┏━━
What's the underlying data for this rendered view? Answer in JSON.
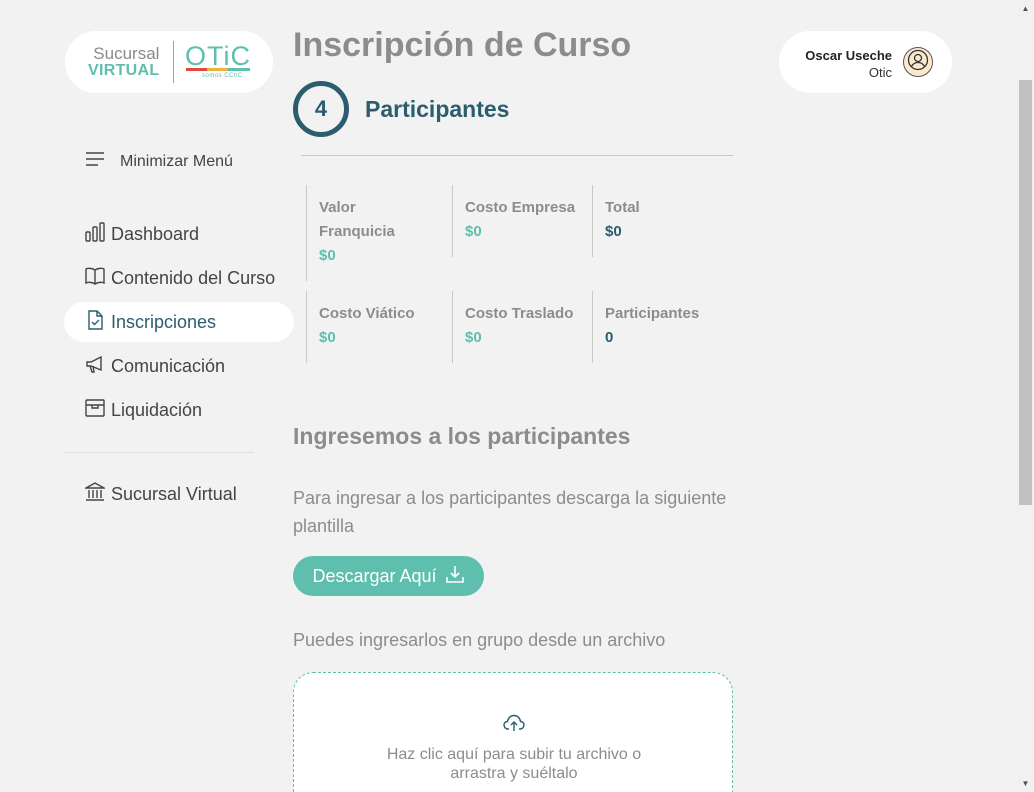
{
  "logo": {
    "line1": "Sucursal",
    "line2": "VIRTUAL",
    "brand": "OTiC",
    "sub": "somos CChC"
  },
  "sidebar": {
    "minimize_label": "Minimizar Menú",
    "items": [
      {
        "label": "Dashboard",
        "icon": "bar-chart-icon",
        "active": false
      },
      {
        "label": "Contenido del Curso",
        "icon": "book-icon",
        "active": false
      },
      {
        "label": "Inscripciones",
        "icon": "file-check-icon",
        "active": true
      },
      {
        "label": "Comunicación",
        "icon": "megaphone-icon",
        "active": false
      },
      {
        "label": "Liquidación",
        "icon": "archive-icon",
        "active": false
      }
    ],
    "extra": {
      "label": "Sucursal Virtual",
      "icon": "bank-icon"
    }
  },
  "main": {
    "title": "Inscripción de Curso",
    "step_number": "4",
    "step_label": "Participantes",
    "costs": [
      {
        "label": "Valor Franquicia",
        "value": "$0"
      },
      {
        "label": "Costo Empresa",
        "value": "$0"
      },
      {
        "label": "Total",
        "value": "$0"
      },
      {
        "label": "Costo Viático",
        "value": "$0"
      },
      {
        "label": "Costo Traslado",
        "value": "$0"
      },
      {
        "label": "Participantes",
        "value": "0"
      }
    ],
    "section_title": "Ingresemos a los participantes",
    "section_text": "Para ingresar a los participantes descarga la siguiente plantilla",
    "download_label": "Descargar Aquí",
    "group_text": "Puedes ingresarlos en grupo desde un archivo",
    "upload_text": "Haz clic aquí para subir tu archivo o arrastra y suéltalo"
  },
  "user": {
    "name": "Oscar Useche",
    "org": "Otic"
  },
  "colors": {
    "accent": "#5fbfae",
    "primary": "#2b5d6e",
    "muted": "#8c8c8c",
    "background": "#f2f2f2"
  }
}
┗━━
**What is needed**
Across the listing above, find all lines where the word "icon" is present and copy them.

**Your response**
        "icon": "bar-chart-icon",
        "icon": "book-icon",
        "icon": "file-check-icon",
        "icon": "megaphone-icon",
        "icon": "archive-icon",
      "icon": "bank-icon"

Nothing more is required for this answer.